November 1, 1862, Nashville Dispatch (Tennessee)
The most important feature of yesterday’s proceedings was the trial of Mrs. Buchanan, Miss Winnie Buchanan, James Buchanan, and William Buchanan, “charged with disturbing the peace of one Mistress Doyle, by violent and abusive language and words calculated to provoke a breech of the peace.” M. M. Brien, Esq., appeared for the defence, and the City Attorney conducted the prosecution.
The first witness called was Mrs. Nicholas Doyle, who said she lived opposite the barracks on College Hill, and testified that on Sunday evening, about three weeks ago, the above-named defendants hurrahed for Jeff. Davis, and said that Col. Morgan was to be made Governor of Kentucky—that she (the witness) was to be tarred and feathered and ridden on a rail—that witness replied she would not be tarred and feathered so long as Governor Johnson was here—that they replied that “Governor Johnson was played out,” and that one of them was to kill Governor Johnson—that Mrs. and Miss Buchanan called her a d——d Union woman—that one of the boys waved a rebel flag in presence of all the defendants, etc., etc.
Mr. Nicholas Doyle being called, testified in substance the same as his wife, and in addition that they had called him a d——d Union pup, and his wife a d——d Union slut, threw rotten apples at them, and threatened violence toward them, unless they would leave the place, because of their Union sentiments.
Several witnesses were examined for the defence, who testified that the defendants had removed from their residence near Doyle’s three weeks ago on Tuesday; that witness (William Gallimore) was raised in the family, and had never seen a flag of any description in the house, or in the hands of Mrs. or Miss Buchanan; never heard Mrs. or Miss Buchanan swear or use language such as that imputed to them by witnesses for the prosecution; never saw apples thrown by any one at the house of Doyle.
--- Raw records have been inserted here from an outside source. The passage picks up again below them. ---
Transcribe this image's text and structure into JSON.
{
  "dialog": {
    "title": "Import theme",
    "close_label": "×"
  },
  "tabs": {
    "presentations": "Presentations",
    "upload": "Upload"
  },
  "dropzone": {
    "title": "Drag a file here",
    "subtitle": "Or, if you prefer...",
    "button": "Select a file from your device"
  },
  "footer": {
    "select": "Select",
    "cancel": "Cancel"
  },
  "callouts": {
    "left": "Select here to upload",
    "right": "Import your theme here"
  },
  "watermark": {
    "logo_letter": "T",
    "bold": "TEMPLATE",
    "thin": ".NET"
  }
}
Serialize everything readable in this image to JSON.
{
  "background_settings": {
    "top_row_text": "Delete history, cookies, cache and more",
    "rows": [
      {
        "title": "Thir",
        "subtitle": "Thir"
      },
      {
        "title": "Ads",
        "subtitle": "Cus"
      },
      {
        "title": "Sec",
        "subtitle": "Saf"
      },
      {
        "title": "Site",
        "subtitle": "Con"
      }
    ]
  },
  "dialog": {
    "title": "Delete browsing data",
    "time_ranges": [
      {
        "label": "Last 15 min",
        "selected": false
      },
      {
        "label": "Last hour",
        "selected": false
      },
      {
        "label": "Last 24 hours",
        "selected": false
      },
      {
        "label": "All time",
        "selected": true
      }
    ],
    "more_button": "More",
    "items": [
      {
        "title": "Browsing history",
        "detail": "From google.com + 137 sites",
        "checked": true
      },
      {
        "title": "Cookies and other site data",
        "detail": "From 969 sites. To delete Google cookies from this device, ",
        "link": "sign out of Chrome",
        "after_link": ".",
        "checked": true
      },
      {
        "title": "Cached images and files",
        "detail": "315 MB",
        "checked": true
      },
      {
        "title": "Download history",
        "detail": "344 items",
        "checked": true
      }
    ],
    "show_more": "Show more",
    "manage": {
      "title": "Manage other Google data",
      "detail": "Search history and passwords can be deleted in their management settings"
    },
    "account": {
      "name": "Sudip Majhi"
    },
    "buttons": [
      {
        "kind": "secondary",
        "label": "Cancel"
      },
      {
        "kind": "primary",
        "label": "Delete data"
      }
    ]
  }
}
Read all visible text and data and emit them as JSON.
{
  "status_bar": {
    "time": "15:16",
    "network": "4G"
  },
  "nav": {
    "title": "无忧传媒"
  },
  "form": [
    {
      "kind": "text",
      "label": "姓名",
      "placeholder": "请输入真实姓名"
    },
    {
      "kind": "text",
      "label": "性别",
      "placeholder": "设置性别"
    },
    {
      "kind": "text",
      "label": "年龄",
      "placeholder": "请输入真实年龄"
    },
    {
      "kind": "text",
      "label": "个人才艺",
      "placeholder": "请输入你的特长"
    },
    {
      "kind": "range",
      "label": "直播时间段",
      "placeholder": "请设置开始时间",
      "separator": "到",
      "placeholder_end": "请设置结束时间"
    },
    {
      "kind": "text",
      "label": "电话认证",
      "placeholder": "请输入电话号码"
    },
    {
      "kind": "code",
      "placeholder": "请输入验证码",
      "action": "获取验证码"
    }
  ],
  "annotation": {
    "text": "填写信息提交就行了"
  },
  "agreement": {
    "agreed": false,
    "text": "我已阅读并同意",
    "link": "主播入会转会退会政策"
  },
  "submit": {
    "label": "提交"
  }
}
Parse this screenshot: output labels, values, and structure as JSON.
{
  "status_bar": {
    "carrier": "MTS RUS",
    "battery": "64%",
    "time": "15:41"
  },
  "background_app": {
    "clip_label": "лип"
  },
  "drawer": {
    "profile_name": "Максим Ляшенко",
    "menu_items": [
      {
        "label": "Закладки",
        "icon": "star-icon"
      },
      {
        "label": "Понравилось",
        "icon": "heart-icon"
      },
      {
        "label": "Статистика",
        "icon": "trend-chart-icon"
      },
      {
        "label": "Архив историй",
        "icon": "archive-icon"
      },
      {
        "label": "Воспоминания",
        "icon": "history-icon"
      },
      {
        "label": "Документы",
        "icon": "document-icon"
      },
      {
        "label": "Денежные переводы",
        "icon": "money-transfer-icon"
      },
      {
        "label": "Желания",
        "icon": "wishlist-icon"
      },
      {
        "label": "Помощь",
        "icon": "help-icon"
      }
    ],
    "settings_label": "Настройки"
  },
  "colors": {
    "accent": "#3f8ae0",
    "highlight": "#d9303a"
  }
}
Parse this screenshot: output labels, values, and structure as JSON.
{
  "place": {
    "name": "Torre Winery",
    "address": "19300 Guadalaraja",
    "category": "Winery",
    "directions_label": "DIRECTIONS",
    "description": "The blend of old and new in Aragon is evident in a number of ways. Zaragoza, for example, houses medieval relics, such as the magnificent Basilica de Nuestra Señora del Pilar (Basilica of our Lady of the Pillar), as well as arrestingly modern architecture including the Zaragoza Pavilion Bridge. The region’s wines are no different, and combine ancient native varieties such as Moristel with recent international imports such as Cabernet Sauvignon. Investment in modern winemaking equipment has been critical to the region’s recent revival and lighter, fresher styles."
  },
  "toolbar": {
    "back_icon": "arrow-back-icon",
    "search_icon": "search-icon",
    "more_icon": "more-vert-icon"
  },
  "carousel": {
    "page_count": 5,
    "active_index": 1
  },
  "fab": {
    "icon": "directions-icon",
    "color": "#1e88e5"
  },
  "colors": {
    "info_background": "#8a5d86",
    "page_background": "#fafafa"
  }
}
Lieutenant Buchanan, an officer in the Federal army, testified that he had made the acquaintance of Mrs. Buchanan and family some two months ago, and had visited them frequently, spending an hour or more at each visit. Gave them an excellent character; believes them to be all Union people; can tell a Union lady when he meets her in the street; they appear more sociable and agreeable than secesh ladies.
Mr. Brien asked permission to examine Miss Winnie Buchanan. Mr. Smith objected. Recorder overruled the objection.
Miss Winnie testified that she had never heard her mother use such language as that imputed to her; denied the expressions imputed to others in her presence, and denied that a rebel flag was ever seen in her hands, or waved by any of the persons named, in her presence.
Marshals Chumley, Wilkinson, and Steele, were examined, and testified that they had known the defendants many years, and had always considered them quiet and orderly people—unusually so.
Mr. Smith submitted the case without argument.
Mr. Brien insisted that the witnesses for the prosecution could not be believed on account of their contradictions—that they were evidently angry with defendants, and desired to persecute them. After some further remarks, he submitted the case to the judgment of the Recorder, who discharged all the defendants.